WHAT IS EXPECTED: The records are to be restated in their entirety, word for word.

Dataset rows for apps and sites:
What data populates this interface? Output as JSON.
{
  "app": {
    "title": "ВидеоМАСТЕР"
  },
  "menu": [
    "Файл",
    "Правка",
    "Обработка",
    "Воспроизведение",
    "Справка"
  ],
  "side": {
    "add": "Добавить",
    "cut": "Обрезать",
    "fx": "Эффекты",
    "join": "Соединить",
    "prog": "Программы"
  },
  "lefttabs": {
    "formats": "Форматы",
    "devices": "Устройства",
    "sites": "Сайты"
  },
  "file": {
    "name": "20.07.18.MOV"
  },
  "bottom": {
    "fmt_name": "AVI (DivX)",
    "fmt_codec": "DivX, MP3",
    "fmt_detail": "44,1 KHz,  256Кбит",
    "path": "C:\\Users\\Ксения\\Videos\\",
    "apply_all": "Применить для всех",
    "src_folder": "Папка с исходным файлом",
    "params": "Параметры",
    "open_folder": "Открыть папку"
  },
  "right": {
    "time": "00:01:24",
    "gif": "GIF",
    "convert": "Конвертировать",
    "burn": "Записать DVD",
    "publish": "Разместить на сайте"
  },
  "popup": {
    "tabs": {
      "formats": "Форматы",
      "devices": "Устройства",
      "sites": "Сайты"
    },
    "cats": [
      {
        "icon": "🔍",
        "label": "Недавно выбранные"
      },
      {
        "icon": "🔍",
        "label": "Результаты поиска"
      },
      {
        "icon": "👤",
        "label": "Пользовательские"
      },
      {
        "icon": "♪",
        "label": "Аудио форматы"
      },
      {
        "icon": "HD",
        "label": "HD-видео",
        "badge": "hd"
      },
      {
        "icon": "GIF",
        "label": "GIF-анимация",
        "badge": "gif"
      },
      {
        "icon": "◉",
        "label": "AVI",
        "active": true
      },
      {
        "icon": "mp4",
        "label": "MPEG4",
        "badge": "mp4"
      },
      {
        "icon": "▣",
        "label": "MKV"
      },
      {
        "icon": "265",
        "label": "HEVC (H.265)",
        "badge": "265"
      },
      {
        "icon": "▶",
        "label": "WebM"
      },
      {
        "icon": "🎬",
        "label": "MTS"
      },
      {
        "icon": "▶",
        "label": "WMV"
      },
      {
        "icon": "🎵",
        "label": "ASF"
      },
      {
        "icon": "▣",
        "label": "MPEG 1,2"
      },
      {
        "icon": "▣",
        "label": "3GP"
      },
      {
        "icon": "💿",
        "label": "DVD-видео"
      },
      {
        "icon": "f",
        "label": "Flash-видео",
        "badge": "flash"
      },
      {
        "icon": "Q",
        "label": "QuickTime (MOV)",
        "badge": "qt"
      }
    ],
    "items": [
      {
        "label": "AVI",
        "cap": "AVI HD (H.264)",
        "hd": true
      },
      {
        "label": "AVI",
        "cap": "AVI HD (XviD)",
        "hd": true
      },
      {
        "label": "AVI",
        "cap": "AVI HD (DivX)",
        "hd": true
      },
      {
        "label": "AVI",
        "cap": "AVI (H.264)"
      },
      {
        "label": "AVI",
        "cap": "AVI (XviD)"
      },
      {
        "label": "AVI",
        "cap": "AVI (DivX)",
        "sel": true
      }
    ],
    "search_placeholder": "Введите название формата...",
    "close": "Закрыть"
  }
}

REPLY TO THE TASK:
What data populates this interface? Output as JSON.
{
  "app": {
    "title": "ВидеоМАСТЕР"
  },
  "menu": [
    "Файл",
    "Правка",
    "Обработка",
    "Воспроизведение",
    "Справка"
  ],
  "side": {
    "add": "Добавить",
    "cut": "Обрезать",
    "fx": "Эффекты",
    "join": "Соединить",
    "prog": "Программы"
  },
  "lefttabs": {
    "formats": "Форматы",
    "devices": "Устройства",
    "sites": "Сайты"
  },
  "file": {
    "name": "20.07.18.MOV"
  },
  "bottom": {
    "fmt_name": "AVI (DivX)",
    "fmt_codec": "DivX, MP3",
    "fmt_detail": "44,1 KHz,  256Кбит",
    "path": "C:\\Users\\Ксения\\Videos\\",
    "apply_all": "Применить для всех",
    "src_folder": "Папка с исходным файлом",
    "params": "Параметры",
    "open_folder": "Открыть папку"
  },
  "right": {
    "time": "00:01:24",
    "gif": "GIF",
    "convert": "Конвертировать",
    "burn": "Записать DVD",
    "publish": "Разместить на сайте"
  },
  "popup": {
    "tabs": {
      "formats": "Форматы",
      "devices": "Устройства",
      "sites": "Сайты"
    },
    "cats": [
      {
        "icon": "🔍",
        "label": "Недавно выбранные"
      },
      {
        "icon": "🔍",
        "label": "Результаты поиска"
      },
      {
        "icon": "👤",
        "label": "Пользовательские"
      },
      {
        "icon": "♪",
        "label": "Аудио форматы"
      },
      {
        "icon": "HD",
        "label": "HD-видео",
        "badge": "hd"
      },
      {
        "icon": "GIF",
        "label": "GIF-анимация",
        "badge": "gif"
      },
      {
        "icon": "◉",
        "label": "AVI",
        "active": true
      },
      {
        "icon": "mp4",
        "label": "MPEG4",
        "badge": "mp4"
      },
      {
        "icon": "▣",
        "label": "MKV"
      },
      {
        "icon": "265",
        "label": "HEVC (H.265)",
        "badge": "265"
      },
      {
        "icon": "▶",
        "label": "WebM"
      },
      {
        "icon": "🎬",
        "label": "MTS"
      },
      {
        "icon": "▶",
        "label": "WMV"
      },
      {
        "icon": "🎵",
        "label": "ASF"
      },
      {
        "icon": "▣",
        "label": "MPEG 1,2"
      },
      {
        "icon": "▣",
        "label": "3GP"
      },
      {
        "icon": "💿",
        "label": "DVD-видео"
      },
      {
        "icon": "f",
        "label": "Flash-видео",
        "badge": "flash"
      },
      {
        "icon": "Q",
        "label": "QuickTime (MOV)",
        "badge": "qt"
      }
    ],
    "items": [
      {
        "label": "AVI",
        "cap": "AVI HD (H.264)",
        "hd": true
      },
      {
        "label": "AVI",
        "cap": "AVI HD (XviD)",
        "hd": true
      },
      {
        "label": "AVI",
        "cap": "AVI HD (DivX)",
        "hd": true
      },
      {
        "label": "AVI",
        "cap": "AVI (H.264)"
      },
      {
        "label": "AVI",
        "cap": "AVI (XviD)"
      },
      {
        "label": "AVI",
        "cap": "AVI (DivX)",
        "sel": true
      }
    ],
    "search_placeholder": "Введите название формата...",
    "close": "Закрыть"
  }
}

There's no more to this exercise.